The task:
In the data below, how many lines contain the string "коммуникационное"? Give only the number.

[Dataset rows describing interfaces]
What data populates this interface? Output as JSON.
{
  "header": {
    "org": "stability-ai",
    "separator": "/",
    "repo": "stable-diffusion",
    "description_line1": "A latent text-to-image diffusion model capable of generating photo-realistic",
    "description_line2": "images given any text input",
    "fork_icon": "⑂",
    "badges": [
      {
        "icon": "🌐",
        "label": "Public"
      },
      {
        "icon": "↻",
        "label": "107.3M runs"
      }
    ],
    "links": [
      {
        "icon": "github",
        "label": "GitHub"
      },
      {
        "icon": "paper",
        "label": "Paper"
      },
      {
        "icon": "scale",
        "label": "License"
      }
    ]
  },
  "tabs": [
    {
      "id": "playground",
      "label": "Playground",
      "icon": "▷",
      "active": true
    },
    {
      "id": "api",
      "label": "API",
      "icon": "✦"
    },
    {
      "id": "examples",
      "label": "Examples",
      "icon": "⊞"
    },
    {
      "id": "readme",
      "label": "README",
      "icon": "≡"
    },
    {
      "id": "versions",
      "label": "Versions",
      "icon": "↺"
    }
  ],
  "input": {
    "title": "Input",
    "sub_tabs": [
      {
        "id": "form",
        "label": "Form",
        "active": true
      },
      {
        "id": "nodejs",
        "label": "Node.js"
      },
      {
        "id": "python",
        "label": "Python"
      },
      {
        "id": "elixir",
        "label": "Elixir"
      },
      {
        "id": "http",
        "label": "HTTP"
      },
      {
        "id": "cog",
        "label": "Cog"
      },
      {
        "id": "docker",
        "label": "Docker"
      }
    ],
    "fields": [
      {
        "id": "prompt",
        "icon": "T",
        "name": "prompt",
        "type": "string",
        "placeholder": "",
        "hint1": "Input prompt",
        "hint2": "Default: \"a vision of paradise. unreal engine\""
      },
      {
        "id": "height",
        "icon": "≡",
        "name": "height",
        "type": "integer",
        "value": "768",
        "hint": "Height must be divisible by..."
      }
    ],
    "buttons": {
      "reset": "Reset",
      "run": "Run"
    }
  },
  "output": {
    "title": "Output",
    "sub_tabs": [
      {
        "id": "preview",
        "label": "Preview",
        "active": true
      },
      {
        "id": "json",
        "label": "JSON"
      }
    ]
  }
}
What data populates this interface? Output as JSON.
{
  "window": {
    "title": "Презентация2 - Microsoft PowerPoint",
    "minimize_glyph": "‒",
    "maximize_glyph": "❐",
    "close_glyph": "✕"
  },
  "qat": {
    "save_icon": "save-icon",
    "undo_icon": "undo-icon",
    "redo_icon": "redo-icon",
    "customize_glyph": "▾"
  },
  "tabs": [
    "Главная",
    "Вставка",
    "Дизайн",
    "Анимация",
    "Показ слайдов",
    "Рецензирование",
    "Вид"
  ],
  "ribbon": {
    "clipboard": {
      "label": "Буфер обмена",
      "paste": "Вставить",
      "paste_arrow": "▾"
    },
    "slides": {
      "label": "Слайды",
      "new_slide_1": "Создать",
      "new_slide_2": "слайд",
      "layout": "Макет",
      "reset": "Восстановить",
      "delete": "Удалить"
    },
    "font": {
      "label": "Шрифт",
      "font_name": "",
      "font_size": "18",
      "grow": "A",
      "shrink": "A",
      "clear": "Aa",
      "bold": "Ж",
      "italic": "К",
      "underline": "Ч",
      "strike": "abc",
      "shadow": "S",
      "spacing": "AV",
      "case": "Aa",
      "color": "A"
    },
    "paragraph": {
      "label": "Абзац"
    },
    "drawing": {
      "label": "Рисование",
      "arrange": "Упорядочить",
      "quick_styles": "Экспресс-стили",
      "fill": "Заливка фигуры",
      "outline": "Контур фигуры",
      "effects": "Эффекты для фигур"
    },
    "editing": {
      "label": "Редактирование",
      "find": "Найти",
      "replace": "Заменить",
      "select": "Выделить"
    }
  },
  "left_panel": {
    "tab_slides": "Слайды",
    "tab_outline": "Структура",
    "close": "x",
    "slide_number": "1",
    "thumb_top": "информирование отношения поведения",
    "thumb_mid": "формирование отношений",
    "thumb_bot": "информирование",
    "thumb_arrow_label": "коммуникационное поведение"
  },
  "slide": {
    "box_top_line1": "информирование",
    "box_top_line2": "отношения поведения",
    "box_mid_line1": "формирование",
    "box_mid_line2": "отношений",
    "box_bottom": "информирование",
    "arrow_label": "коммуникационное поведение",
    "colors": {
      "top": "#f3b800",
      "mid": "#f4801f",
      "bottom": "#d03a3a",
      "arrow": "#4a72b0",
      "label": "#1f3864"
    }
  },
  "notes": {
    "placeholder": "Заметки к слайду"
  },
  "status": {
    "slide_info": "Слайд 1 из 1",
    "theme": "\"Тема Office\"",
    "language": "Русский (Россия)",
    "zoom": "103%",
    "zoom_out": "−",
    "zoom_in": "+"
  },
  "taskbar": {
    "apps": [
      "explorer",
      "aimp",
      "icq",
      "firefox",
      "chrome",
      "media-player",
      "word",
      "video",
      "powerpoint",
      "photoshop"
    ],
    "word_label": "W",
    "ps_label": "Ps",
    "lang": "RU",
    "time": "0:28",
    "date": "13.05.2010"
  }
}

Reply:
2